> [PROBLEM TO WORK ON]:
From the data, copy out every line in which the word "image" appears.

○ ○ ○ ○ ○

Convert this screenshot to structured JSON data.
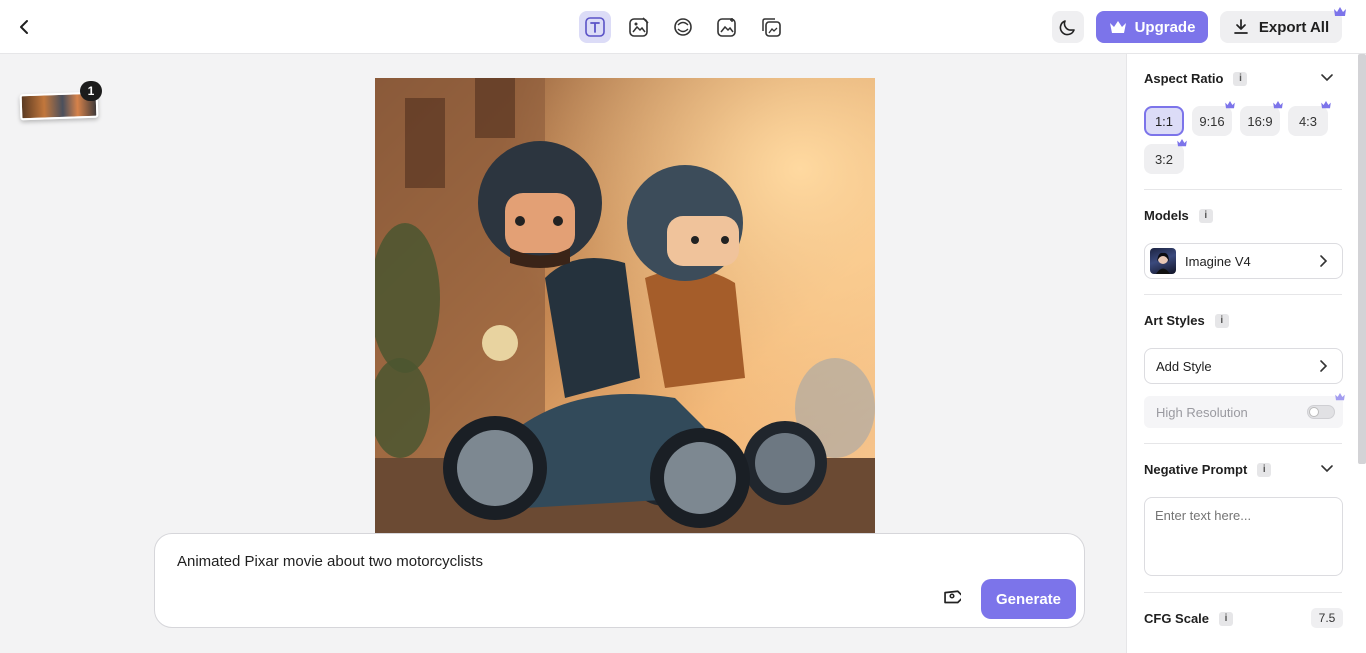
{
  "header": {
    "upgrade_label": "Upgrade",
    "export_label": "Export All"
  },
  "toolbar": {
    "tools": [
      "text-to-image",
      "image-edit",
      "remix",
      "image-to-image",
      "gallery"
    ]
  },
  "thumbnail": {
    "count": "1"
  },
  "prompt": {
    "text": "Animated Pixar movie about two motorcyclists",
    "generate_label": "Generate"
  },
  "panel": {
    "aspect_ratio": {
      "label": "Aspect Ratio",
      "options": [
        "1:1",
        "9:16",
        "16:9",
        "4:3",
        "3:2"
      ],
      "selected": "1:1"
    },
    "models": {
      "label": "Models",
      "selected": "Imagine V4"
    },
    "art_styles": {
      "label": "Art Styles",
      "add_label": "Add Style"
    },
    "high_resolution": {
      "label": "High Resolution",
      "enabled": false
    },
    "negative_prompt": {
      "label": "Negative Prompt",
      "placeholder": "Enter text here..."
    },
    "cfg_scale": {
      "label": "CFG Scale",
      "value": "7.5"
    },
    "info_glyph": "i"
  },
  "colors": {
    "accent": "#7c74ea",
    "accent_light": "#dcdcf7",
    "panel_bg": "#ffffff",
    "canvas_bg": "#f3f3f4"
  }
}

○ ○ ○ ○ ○

> [EXERCISE RESULT]:
      "text-to-image",
      "image-edit",
      "image-to-image",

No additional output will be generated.